In 2014, the LA Times wrote an article debating the merits of bringing back bilingual education: “there were good reasons Proposition 227 passed. Bilingual education is more expensive. The state suffered continual shortages of qualified bilingual teachers. Worse, bilingual education was poorly done.”
It is true that the United States has limited pipelines for recruiting and preparing qualified bilingual teachers. It is also true that bilingual education in the past was sometimes poorly implemented. Freedberg and Frey point to a trickling effect: the lack of college professors who are competent enough in the field of bilingual education makes it difficult to train high numbers of high-quality bilingual teachers, which in turn means that less DLLs are being reached and benefitting from quality bilingual education.
This vicious cycle makes it likely that California will continue to suffer shortages of qualified bilingual teachers until it develops more bilingual professors and helps colleges to expand their bilingual education certification programs. As it stands, few teachers seek bilingual certification because it is an additional cost and they are seldom compensated for it. Geographic or financial hurdles can also prevent teachers from finding colleges with adequate bilingual education courses. Any serious effort to revive and improve bilingual education in California schools can’t just overturn the state’s English-only mandate. DLL advocates will also need to clear these core pragmatic hurdles.
Choosing Time: Picking a Plural Future
California is the most populous state in America, with over 30 million people. It is the state with the highest concentration of DLLs — its schools enroll approximately one-third of U.S. DLLs. If it were its own country, it would have the world’s seventh-largest economy. So California’s response to current debates and divisions related to immigration and diversity has major implications for its residents and the country as a whole.
This fall, California voters have a rare opportunity to vote on a ballot measure, the Multilingual Education Act, that would expand the availability of bilingual education models in the state’s K–12 classrooms.
The California education system has been vacillating between its multilingual and English-only policies for almost two decades. Many of the youngest learners in California get a strong bilingual foundation in their early childhood education experiences, but when those same students arrive in kindergarten or even transitional kindergarten, they encounter a very different educational environment.
This sort of disjuncture is bad policy — and bad for kids. Bridging that gap and closing the divides mentioned above could ease this tension and guarantee that California’s many multilingual students reach their full potential.

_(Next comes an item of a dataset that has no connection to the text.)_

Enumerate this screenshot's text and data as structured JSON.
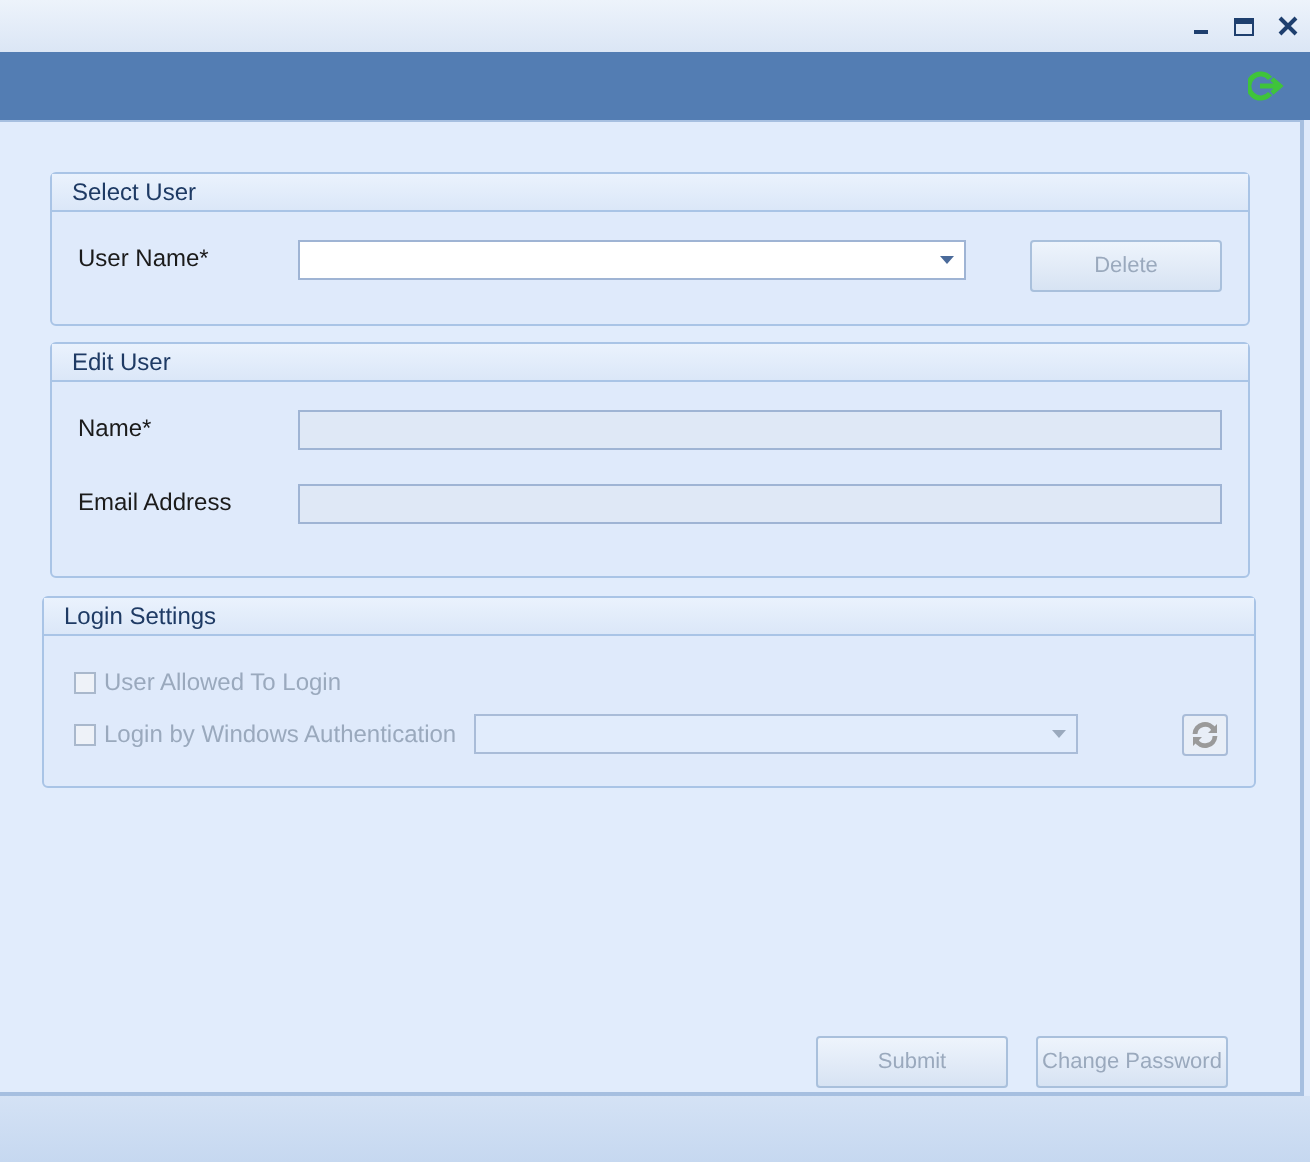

This post is part of New America’s Dual Language Learners National Work Group. Click here for more information on this team’s work. To subscribe to the biweekly newsletter, click here, enter your contact information, and select “DLL National Work Group Newsletter.”